Upon arriving at my DIL’s house, I knocked repeatedly on the front door but nobody answered. My DIL’s car was parked at the house. I even took the time to look in the backyard to see if they were outside. After trying a second time at the front door, I left.
Sure enough, after 10 minutes, my DIL showed up at the school with my granddaughter in tow. I approached my DIL and said that I was just at her house but that nobody was apparently home. She acknowledged that she was there and saw me at the door, but simply blew it off saying she was running late for school. I then said to her that I had knocked on the door several times with no answer. Again, she responded only that she was running late and chose not to answer the door. She offered no apology for her actions. I was stunned and deeply hurt.
I can’t help but harbor ill will toward her and dread the day I am invited back into their home. Should I forget the whole incident knowing I was wronged and take the higher road, or should I expose her for her poor behavior? I have kept this whole incident to myself so far, not even confiding in my wife or son.
A: Wrong, you mean – not wronged. You’re two letters over the line. OK, you have a drop-in-unannounced type of relationship with your son and daughter-in-law. That’s great. It’s also good of you to have tried to make your DIL’s life easier by timing your trip the way you did. In general, small favors such as offering a lift to preschool are rescues in miniature for parents of young kids. But the good intentions of your stopping by don’t outweigh the missteps you made when you got there. For one, being on a drop-in basis with someone doesn’t mean every drop-in will be welcome; being casual on your side of the door means she can be casual on her side, too.
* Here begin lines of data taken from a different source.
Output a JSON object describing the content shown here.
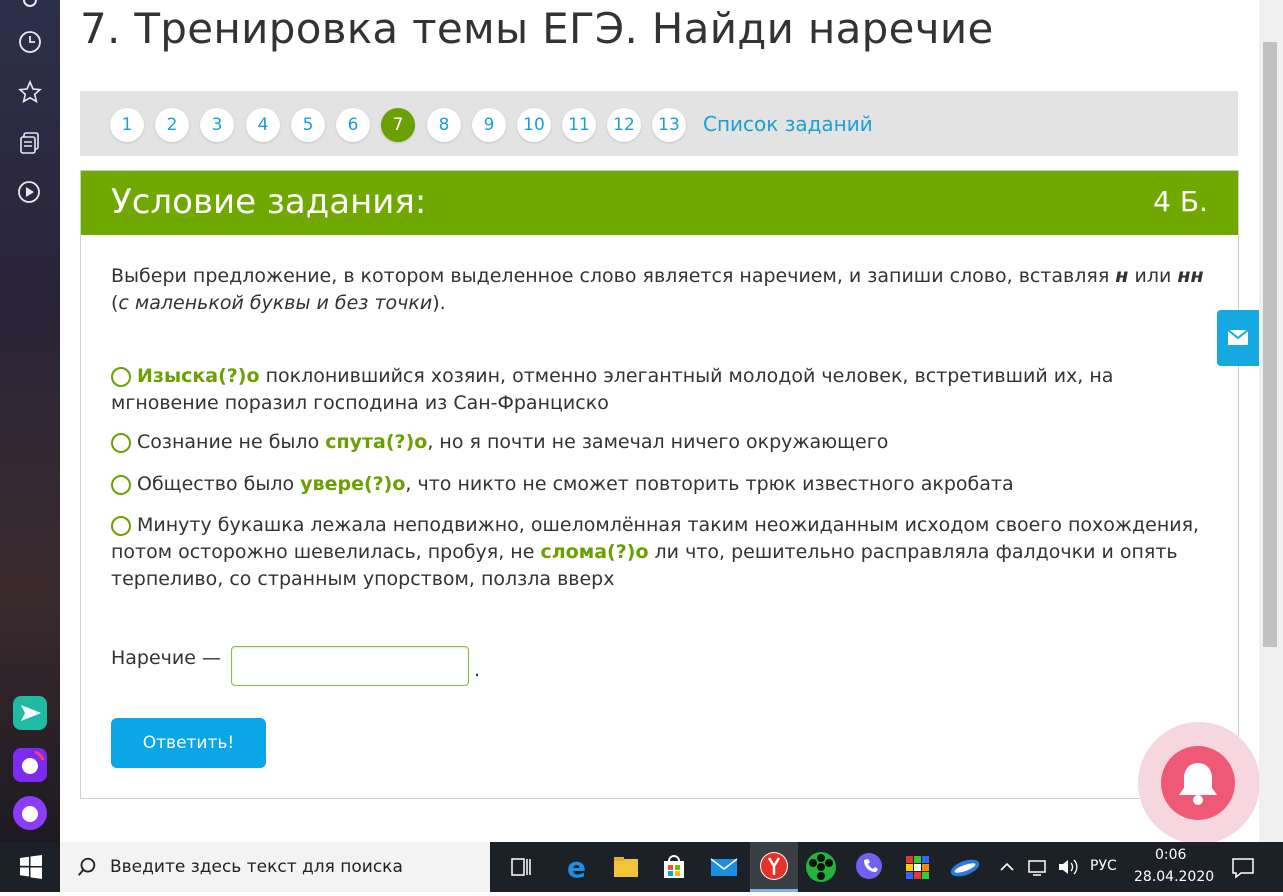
{
  "page": {
    "title": "7. Тренировка темы ЕГЭ. Найди наречие"
  },
  "pager": {
    "numbers": [
      "1",
      "2",
      "3",
      "4",
      "5",
      "6",
      "7",
      "8",
      "9",
      "10",
      "11",
      "12",
      "13"
    ],
    "active": "7",
    "list_link": "Список заданий"
  },
  "task": {
    "header": "Условие задания:",
    "points": "4 Б.",
    "instruction_pre": "Выбери предложение, в котором выделенное слово является наречием, и запиши слово, вставляя ",
    "instruction_n": "н",
    "instruction_or": " или ",
    "instruction_nn": "нн",
    "instruction_open": " (",
    "instruction_italic": "с маленькой буквы и без точки",
    "instruction_close": ").",
    "options": [
      {
        "before": "",
        "highlight": "Изыска(?)о",
        "after": " поклонившийся хозяин, отменно элегантный молодой человек, встретивший их, на мгновение поразил господина из Сан-Франциско"
      },
      {
        "before": "Сознание не было ",
        "highlight": "спута(?)о",
        "after": ", но я почти не замечал ничего окружающего"
      },
      {
        "before": "Общество было ",
        "highlight": "увере(?)о",
        "after": ", что никто не сможет повторить трюк известного акробата"
      },
      {
        "before": "Минуту букашка лежала неподвижно, ошеломлённая таким неожиданным исходом своего похождения, потом осторожно шевелилась, пробуя, не ",
        "highlight": "слома(?)о",
        "after": " ли что, решительно расправляла фалдочки и опять терпеливо, со странным упорством, ползла вверх"
      }
    ],
    "answer_label": "Наречие —",
    "answer_value": "",
    "answer_dot": ".",
    "submit_label": "Ответить!"
  },
  "taskbar": {
    "search_placeholder": "Введите здесь текст для поиска",
    "language": "РУС",
    "time": "0:06",
    "date": "28.04.2020"
  },
  "colors": {
    "accent_green": "#71a800",
    "link_blue": "#1a9fd8",
    "button_blue": "#0aa6e6",
    "bell_pink": "#ee5a76"
  }
}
Plus, you popped by apparently as DIL was in full scramble mode to get her child to school on time. She had every right not to answer the door, just as people have every right not to pick up the phone when they know they’re unable to talk. Had she been in the shower, or changing her clothes, or on the phone, or in tears over something or other she didn’t care to explain, would you still begrudge her ignoring your knock?
Respecting people’s privacy means respecting the fact that (a) not all times will be opportune ones for a visit, and (b) they are not obligated to explain that to you in the moment just because you’re on their front stoop.
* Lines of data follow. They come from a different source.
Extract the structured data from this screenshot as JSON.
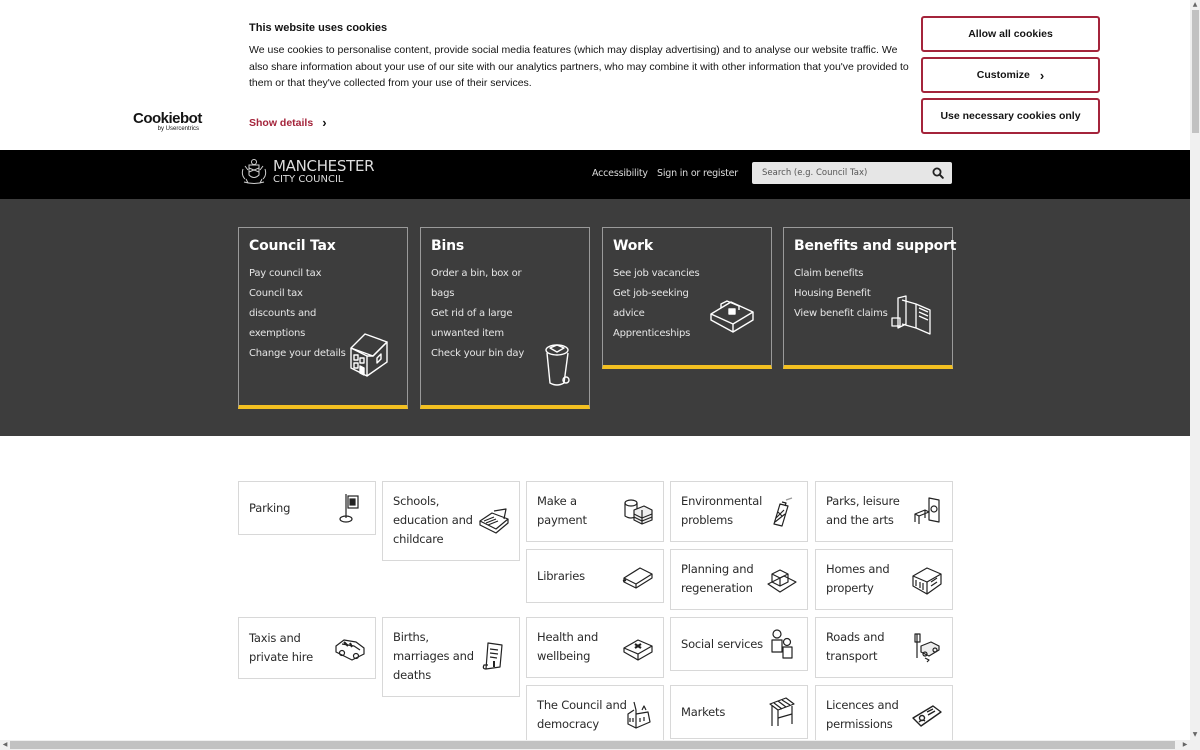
{
  "cookie_banner": {
    "logo_brand": "Cookiebot",
    "logo_sub": "by Usercentrics",
    "title": "This website uses cookies",
    "text": "We use cookies to personalise content, provide social media features (which may display advertising) and to analyse our website traffic. We also share information about your use of our site with our analytics partners, who may combine it with other information that you've provided to them or that they've collected from your use of their services.",
    "show_details_label": "Show details",
    "allow_all_label": "Allow all cookies",
    "customize_label": "Customize",
    "necessary_only_label": "Use necessary cookies only",
    "accent_color": "#a4243b"
  },
  "header": {
    "logo_line1": "MANCHESTER",
    "logo_line2": "CITY COUNCIL",
    "nav": [
      {
        "label": "Accessibility"
      },
      {
        "label": "Sign in or register"
      }
    ],
    "search_placeholder": "Search (e.g. Council Tax)"
  },
  "featured": [
    {
      "title": "Council Tax",
      "icon": "house-icon",
      "links": [
        "Pay council tax",
        "Council tax discounts and exemptions",
        "Change your details"
      ]
    },
    {
      "title": "Bins",
      "icon": "wheelie-bin-icon",
      "links": [
        "Order a bin, box or bags",
        "Get rid of a large unwanted item",
        "Check your bin day"
      ]
    },
    {
      "title": "Work",
      "icon": "briefcase-icon",
      "links": [
        "See job vacancies",
        "Get job-seeking advice",
        "Apprenticeships"
      ]
    },
    {
      "title": "Benefits and support",
      "icon": "wallet-icon",
      "links": [
        "Claim benefits",
        "Housing Benefit",
        "View benefit claims"
      ]
    }
  ],
  "featured_accent_color": "#f3c021",
  "services": [
    {
      "label": "Parking",
      "icon": "parking-sign-icon"
    },
    {
      "label": "Schools, education and childcare",
      "icon": "school-books-icon"
    },
    {
      "label": "Make a payment",
      "icon": "coins-cash-icon"
    },
    {
      "label": "Environmental problems",
      "icon": "spray-can-icon"
    },
    {
      "label": "Parks, leisure and the arts",
      "icon": "park-bench-icon"
    },
    {
      "label": "Libraries",
      "icon": "book-icon"
    },
    {
      "label": "Planning and regeneration",
      "icon": "building-plan-icon"
    },
    {
      "label": "Homes and property",
      "icon": "terraced-houses-icon"
    },
    {
      "label": "Taxis and private hire",
      "icon": "taxi-icon"
    },
    {
      "label": "Births, marriages and deaths",
      "icon": "scroll-certificate-icon"
    },
    {
      "label": "Health and wellbeing",
      "icon": "first-aid-kit-icon"
    },
    {
      "label": "Social services",
      "icon": "people-icon"
    },
    {
      "label": "Roads and transport",
      "icon": "traffic-car-icon"
    },
    {
      "label": "The Council and democracy",
      "icon": "town-hall-icon"
    },
    {
      "label": "Markets",
      "icon": "market-stall-icon"
    },
    {
      "label": "Licences and permissions",
      "icon": "id-card-icon"
    }
  ]
}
She had no way of knowing you were there to help; she just knew answering door = late.
And this is all assuming she told you the truth about being late. People in their own homes do not need to explain their reasons for declining to answer the door, which means they are absolutely entitled to give a vague explanation such as “I didn’t answer because I was running late.” You think she “blew it off,” but maybe she had an excellent reason you’re just not entitled to know.
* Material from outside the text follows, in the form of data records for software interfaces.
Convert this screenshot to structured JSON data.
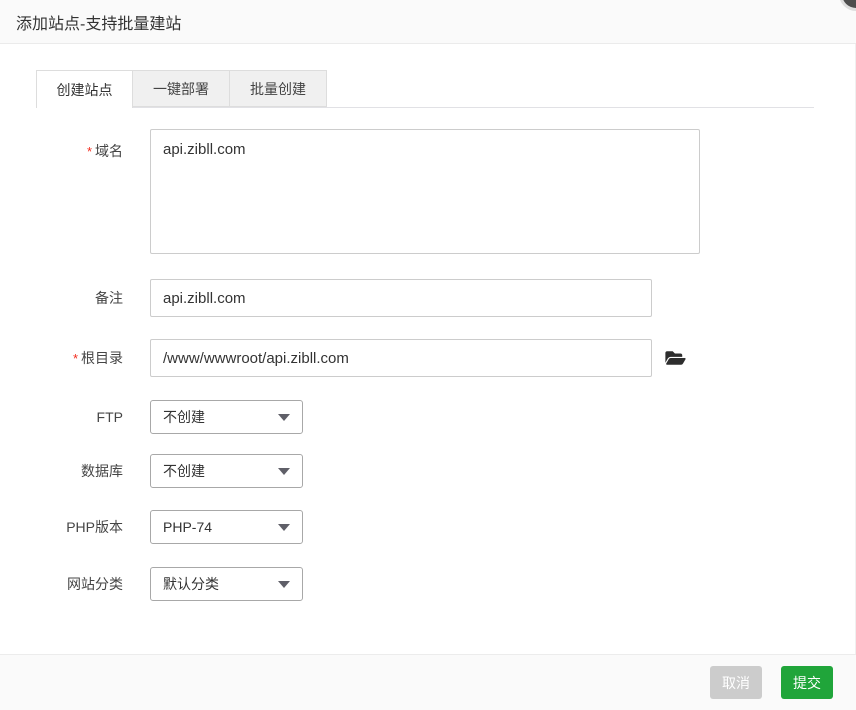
{
  "dialog": {
    "title": "添加站点-支持批量建站",
    "required_mark": "*",
    "tabs": [
      {
        "label": "创建站点",
        "active": true
      },
      {
        "label": "一键部署",
        "active": false
      },
      {
        "label": "批量创建",
        "active": false
      }
    ],
    "form": {
      "domain": {
        "label": "域名",
        "required": true,
        "value": "api.zibll.com"
      },
      "note": {
        "label": "备注",
        "required": false,
        "value": "api.zibll.com"
      },
      "root_dir": {
        "label": "根目录",
        "required": true,
        "value": "/www/wwwroot/api.zibll.com",
        "icon": "folder-open-icon"
      },
      "ftp": {
        "label": "FTP",
        "value": "不创建"
      },
      "database": {
        "label": "数据库",
        "value": "不创建"
      },
      "php_version": {
        "label": "PHP版本",
        "value": "PHP-74"
      },
      "site_category": {
        "label": "网站分类",
        "value": "默认分类"
      }
    },
    "footer": {
      "cancel_label": "取消",
      "submit_label": "提交"
    },
    "colors": {
      "submit_green": "#20a53a",
      "cancel_grey": "#cccccc",
      "required_red": "#f32c1e",
      "tab_inactive_bg": "#f0f0f0",
      "header_bg": "#fafafa"
    }
  }
}
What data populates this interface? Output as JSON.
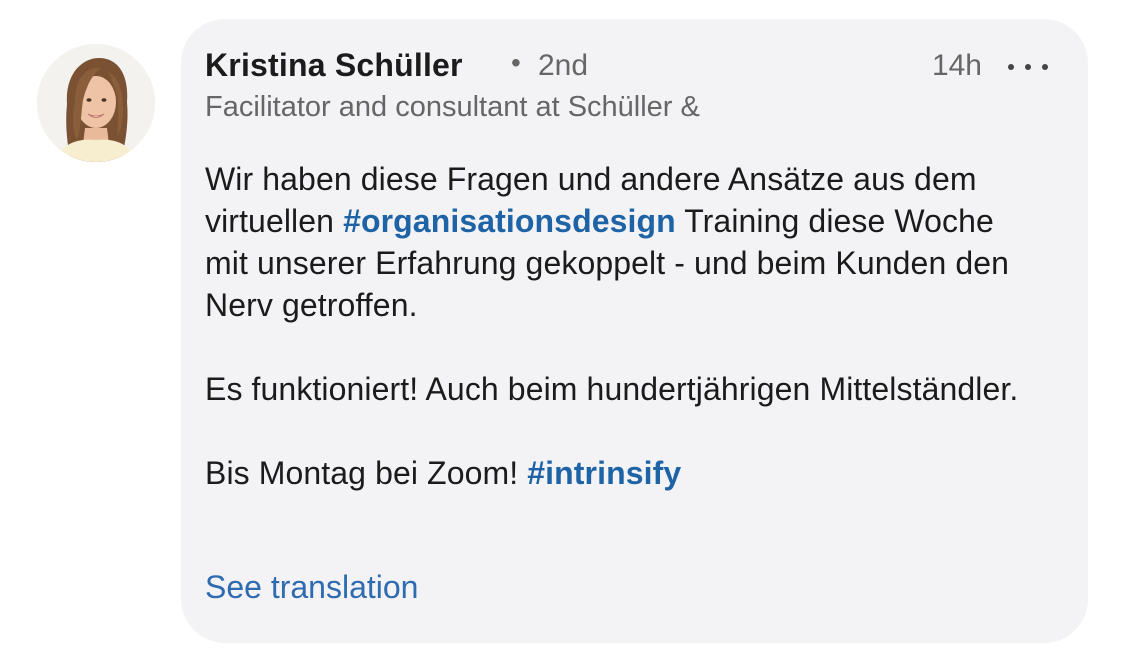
{
  "comment": {
    "author": {
      "name": "Kristina Schüller",
      "separator": "•",
      "degree": "2nd",
      "headline": "Facilitator and consultant at Schüller &"
    },
    "timestamp": "14h",
    "more_icon": "more-horizontal-icon",
    "body": {
      "p1_part1": "Wir haben diese Fragen und andere Ansätze aus dem virtuellen ",
      "p1_hashtag": "#organisationsdesign",
      "p1_part2": " Training diese Woche mit unserer Erfahrung gekoppelt - und beim Kunden den Nerv getroffen.",
      "p2": "Es funktioniert! Auch beim hundertjährigen Mittelständler.",
      "p3_part1": "Bis Montag bei Zoom! ",
      "p3_hashtag": "#intrinsify"
    },
    "see_translation": "See translation"
  },
  "colors": {
    "bubble_background": "#f3f3f5",
    "hashtag": "#1e63a6",
    "link": "#2e6bb0",
    "secondary_text": "#666666"
  }
}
Yes, her explanation ought to have started with, “I’m sorry.” That’s a point in your favor. But is it one worth trashing your relationship for? If anything, the intense grudge you’re nursing right now is the worst offense of them all to arise from this (non-)incident. So petty. She has her immediate family and herself to think about first – and she welcomes you freely, it seems, when circumstances allow her to.
You have to allow people their reasonable priorities, even when yours might differ, if you want to occupy a harmonious place in their lives.